─── Records supplied ───
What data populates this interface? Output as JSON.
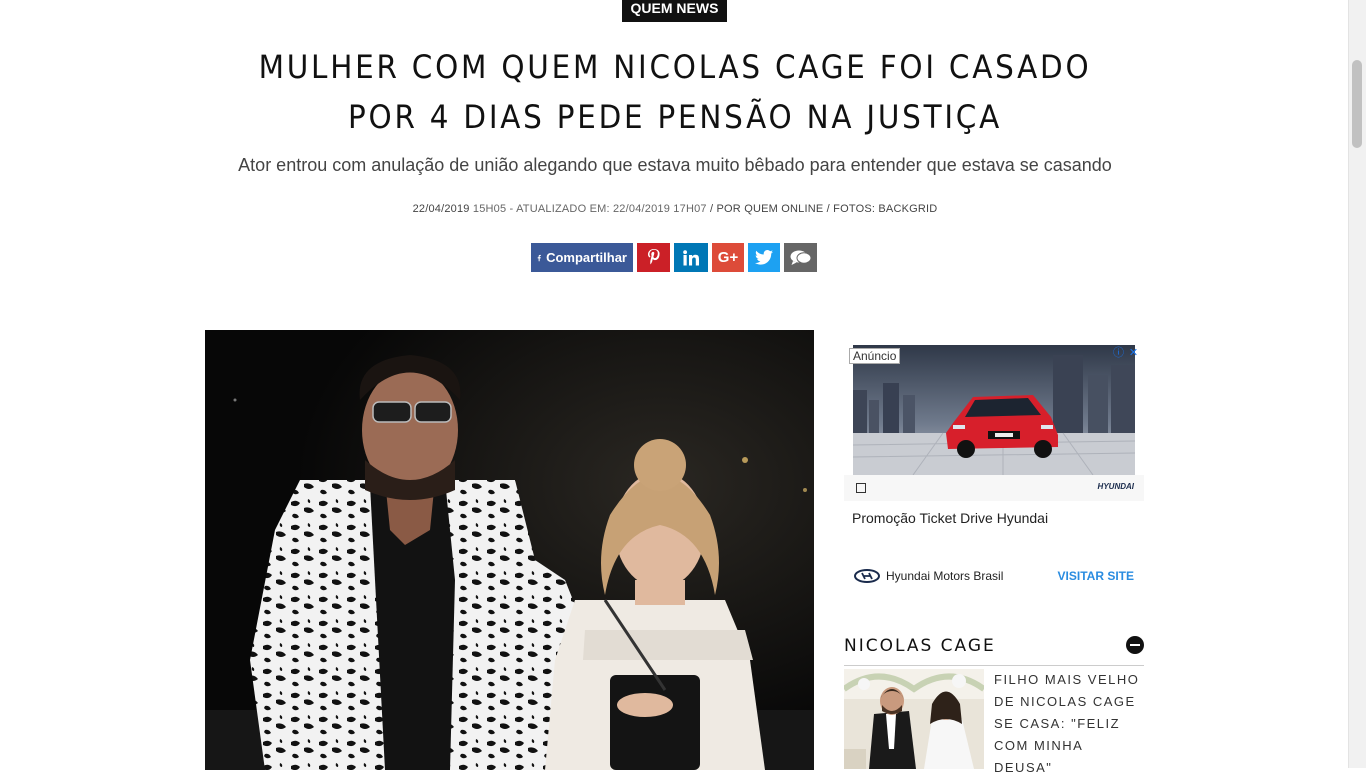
{
  "section": {
    "tag": "QUEM NEWS"
  },
  "article": {
    "headline": "MULHER COM QUEM NICOLAS CAGE FOI CASADO POR 4 DIAS PEDE PENSÃO NA JUSTIÇA",
    "subtitle": "Ator entrou com anulação de união alegando que estava muito bêbado para entender que estava se casando",
    "meta": {
      "date": "22/04/2019",
      "time_updated": "15H05 - ATUALIZADO EM: 22/04/2019 17H07",
      "author": "/ POR QUEM ONLINE / FOTOS: BACKGRID"
    },
    "photo_alt": "Nicolas Cage e Erika Koike"
  },
  "share": {
    "facebook_label": "Compartilhar",
    "icons": [
      "facebook-icon",
      "pinterest-icon",
      "linkedin-icon",
      "google-plus-icon",
      "twitter-icon",
      "comment-icon"
    ],
    "colors": {
      "facebook": "#3b5998",
      "pinterest": "#cb2027",
      "linkedin": "#0077b5",
      "googleplus": "#dd4b39",
      "twitter": "#1da1f2",
      "comment": "#666666"
    }
  },
  "ad": {
    "label": "Anúncio",
    "title": "Promoção Ticket Drive Hyundai",
    "brand": "Hyundai Motors Brasil",
    "cta": "VISITAR SITE",
    "logo_text": "HYUNDAI"
  },
  "sidebar": {
    "topic_title": "NICOLAS CAGE",
    "related": [
      {
        "title": "FILHO MAIS VELHO DE NICOLAS CAGE SE CASA: \"FELIZ COM MINHA DEUSA\""
      }
    ]
  }
}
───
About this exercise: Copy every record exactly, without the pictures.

Written solution:
What data populates this interface? Output as JSON.
{
  "section": {
    "tag": "QUEM NEWS"
  },
  "article": {
    "headline": "MULHER COM QUEM NICOLAS CAGE FOI CASADO POR 4 DIAS PEDE PENSÃO NA JUSTIÇA",
    "subtitle": "Ator entrou com anulação de união alegando que estava muito bêbado para entender que estava se casando",
    "meta": {
      "date": "22/04/2019",
      "time_updated": "15H05 - ATUALIZADO EM: 22/04/2019 17H07",
      "author": "/ POR QUEM ONLINE / FOTOS: BACKGRID"
    },
    "photo_alt": "Nicolas Cage e Erika Koike"
  },
  "share": {
    "facebook_label": "Compartilhar",
    "icons": [
      "facebook-icon",
      "pinterest-icon",
      "linkedin-icon",
      "google-plus-icon",
      "twitter-icon",
      "comment-icon"
    ],
    "colors": {
      "facebook": "#3b5998",
      "pinterest": "#cb2027",
      "linkedin": "#0077b5",
      "googleplus": "#dd4b39",
      "twitter": "#1da1f2",
      "comment": "#666666"
    }
  },
  "ad": {
    "label": "Anúncio",
    "title": "Promoção Ticket Drive Hyundai",
    "brand": "Hyundai Motors Brasil",
    "cta": "VISITAR SITE",
    "logo_text": "HYUNDAI"
  },
  "sidebar": {
    "topic_title": "NICOLAS CAGE",
    "related": [
      {
        "title": "FILHO MAIS VELHO DE NICOLAS CAGE SE CASA: \"FELIZ COM MINHA DEUSA\""
      }
    ]
  }
}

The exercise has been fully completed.